We’ve all had lovers who didn’t quite speak the same language that we spoke. “S/he never buys me flowers.”, “Why do I always have to say ‘I love you’ first?”, “They never cook my favorite foods.” or, “If only s/he would give me a neck massage without me having to ask!”. Most definitely, there are words and actions that make us feel cared for. Much of this is shaped in our early childhood- Mom cooked chicken soup when we were sick; Dad kissed our boo-boos when we fell; Grandma always gave us a special treat when we visited. Additionally, some of our ‘language of love’ gets defined by our first boyfriends and girlfriends: “ Jesse gave homemade Valentines.”; “Kit made bouquets of flowers from their garden.” ;Sal wrote little love notes to me every day.”

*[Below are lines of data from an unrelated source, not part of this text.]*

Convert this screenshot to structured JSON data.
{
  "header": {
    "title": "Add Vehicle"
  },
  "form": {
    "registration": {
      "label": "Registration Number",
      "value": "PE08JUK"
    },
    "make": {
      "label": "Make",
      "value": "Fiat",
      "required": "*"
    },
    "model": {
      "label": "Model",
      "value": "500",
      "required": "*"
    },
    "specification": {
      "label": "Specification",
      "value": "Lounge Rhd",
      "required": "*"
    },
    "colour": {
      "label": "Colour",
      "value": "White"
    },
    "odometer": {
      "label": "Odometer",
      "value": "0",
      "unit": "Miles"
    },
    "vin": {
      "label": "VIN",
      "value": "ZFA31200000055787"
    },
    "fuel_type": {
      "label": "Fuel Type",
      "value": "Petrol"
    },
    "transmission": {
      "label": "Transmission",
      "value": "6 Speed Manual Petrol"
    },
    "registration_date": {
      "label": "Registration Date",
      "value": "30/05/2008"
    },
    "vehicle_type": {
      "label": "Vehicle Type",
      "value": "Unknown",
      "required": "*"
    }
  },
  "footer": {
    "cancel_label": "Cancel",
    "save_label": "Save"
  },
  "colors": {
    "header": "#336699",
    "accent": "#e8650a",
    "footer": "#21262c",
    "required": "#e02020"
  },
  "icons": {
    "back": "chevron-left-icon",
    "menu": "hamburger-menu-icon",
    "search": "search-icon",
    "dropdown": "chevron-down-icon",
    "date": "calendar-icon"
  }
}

As parents, we can experience the same disconnect in terms of love language. Our teenager no longer wants to spend time with us. They shrug when we give them a hug or a kiss. They no longer bring home drawings for our refrigerator. The teenager, in turn, may be thinking, “If they really loved me then they’d just back off and give me some space!” However, even as early as infancy, we and our children can experience communication gaps. “The baby never makes eye contact with me.”, “She smiled for my husband but not at me!”, “He never stops screaming- I swear, he hates me!”

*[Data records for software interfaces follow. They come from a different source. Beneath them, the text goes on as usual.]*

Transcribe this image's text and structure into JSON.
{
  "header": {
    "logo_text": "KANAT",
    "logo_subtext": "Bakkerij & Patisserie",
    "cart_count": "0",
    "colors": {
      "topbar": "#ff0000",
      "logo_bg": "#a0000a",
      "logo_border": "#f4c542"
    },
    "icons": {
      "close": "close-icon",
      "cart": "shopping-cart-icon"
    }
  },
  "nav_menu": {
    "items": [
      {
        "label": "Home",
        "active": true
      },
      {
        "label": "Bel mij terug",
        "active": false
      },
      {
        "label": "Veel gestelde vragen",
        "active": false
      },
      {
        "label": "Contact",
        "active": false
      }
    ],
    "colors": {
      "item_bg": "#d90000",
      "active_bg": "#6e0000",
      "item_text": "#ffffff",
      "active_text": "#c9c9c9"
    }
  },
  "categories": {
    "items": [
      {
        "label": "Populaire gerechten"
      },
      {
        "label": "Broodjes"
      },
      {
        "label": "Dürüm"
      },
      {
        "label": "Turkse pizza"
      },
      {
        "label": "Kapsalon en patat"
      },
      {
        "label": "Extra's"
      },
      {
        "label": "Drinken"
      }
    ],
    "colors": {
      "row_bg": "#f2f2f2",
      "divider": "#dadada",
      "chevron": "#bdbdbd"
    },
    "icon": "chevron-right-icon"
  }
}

As Postpartum Doulas, part of our job is to serve like Cyrano de Bergerac and translate love languages. We help parents and their infants better understand each other. For instance, we might say, “Oh, look at how the baby is gazing at you!” Or, “See how she turns her head when you speak?” Or, “He looks so content at your breast.” In turn, we can help mothers and fathers to better adjust their behavior so that the baby feels most comforted. “You might consider this additional position for nursing...” “When the baby is crying like that, you might try…” “I think that particular cry might mean… what do you think?” With our words and actions, we can help parent and infant to better understand each other and better meet their emotional and physical needs.

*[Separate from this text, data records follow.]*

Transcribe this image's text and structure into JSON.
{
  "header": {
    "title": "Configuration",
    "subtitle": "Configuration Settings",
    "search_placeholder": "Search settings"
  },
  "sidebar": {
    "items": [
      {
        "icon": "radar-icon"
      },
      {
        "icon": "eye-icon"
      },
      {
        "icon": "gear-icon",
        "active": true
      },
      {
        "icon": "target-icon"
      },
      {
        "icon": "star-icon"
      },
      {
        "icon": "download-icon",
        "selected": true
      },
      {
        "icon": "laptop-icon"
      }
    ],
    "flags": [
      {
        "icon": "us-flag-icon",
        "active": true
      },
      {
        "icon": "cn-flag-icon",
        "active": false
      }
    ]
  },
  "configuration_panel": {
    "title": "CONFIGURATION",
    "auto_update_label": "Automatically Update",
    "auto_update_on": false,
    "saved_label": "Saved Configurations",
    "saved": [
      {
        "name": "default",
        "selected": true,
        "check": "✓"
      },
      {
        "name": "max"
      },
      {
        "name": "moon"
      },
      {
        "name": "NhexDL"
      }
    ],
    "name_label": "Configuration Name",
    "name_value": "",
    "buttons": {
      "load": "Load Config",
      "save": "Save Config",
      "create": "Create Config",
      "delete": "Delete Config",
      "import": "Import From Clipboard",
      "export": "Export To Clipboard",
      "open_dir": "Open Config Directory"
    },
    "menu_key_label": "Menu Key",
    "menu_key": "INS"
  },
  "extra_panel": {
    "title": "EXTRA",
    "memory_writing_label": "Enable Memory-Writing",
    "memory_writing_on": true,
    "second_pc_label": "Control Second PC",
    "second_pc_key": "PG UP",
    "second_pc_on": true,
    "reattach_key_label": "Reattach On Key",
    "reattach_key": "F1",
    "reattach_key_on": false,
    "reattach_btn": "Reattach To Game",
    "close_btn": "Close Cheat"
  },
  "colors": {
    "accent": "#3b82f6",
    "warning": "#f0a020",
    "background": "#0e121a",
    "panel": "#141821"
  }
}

Prenatally, something that we could do as Doulas is create a tool that helps parents identify their own languages of love. Parents, try asking your partner how they know you love them? What is that you say or do that shows love to your partner? What are you looking for from your partner that shows love? What do they imagine their own needs and wants will be from the newborn, and also what do they imagine will feel most loving to an infant? Have parents try completing these sentences:
1) I will feel that my infant loves me if…
2) My infant will feel love from me if…
3) Things that I can do to help my infant feel loved include…
As Doulas, we can help our clients to consider whether their expectations are realistic while simultaneously helping to best meet everyone’s most essential needs. Being able to speak and understand each other’s love languages is the basis for achieving secure attachment between parent and infant. Secure parental/infant attachment creates the basis for continued healthy attachment throughout life.
Gary Chapman’s book, The Five Love Languages, gives us some helpful insights into the ways people perceive love. He refers to five primary “Love Languages”:
Words of Affirmation- This language uses words to affirm other people.
Acts of Service- For these people actions speak louder than words.
Receiving Gifts- For some people what makes them feel most loved is to receive a gift.
Quality Time- This language is all about giving the other person your undivided attention
Physical Touch- To this person nothing speaks more deeply than appropriate touch.
* (these descriptions come from The Five Love Languages-go take a look at the book if you are interested.)
Laura Gardener is a Postpartum Doula who is part of the team at Calm and Confident Doula Services. Her undergraduate honors thesis in psychology focused on ‘Maternal-Infant Attachment in High-Stress Pregnancies’. As a Masters level psychotherapist, she routinely addresses attachment issues with her clients. She continues to do so now, as a Doula.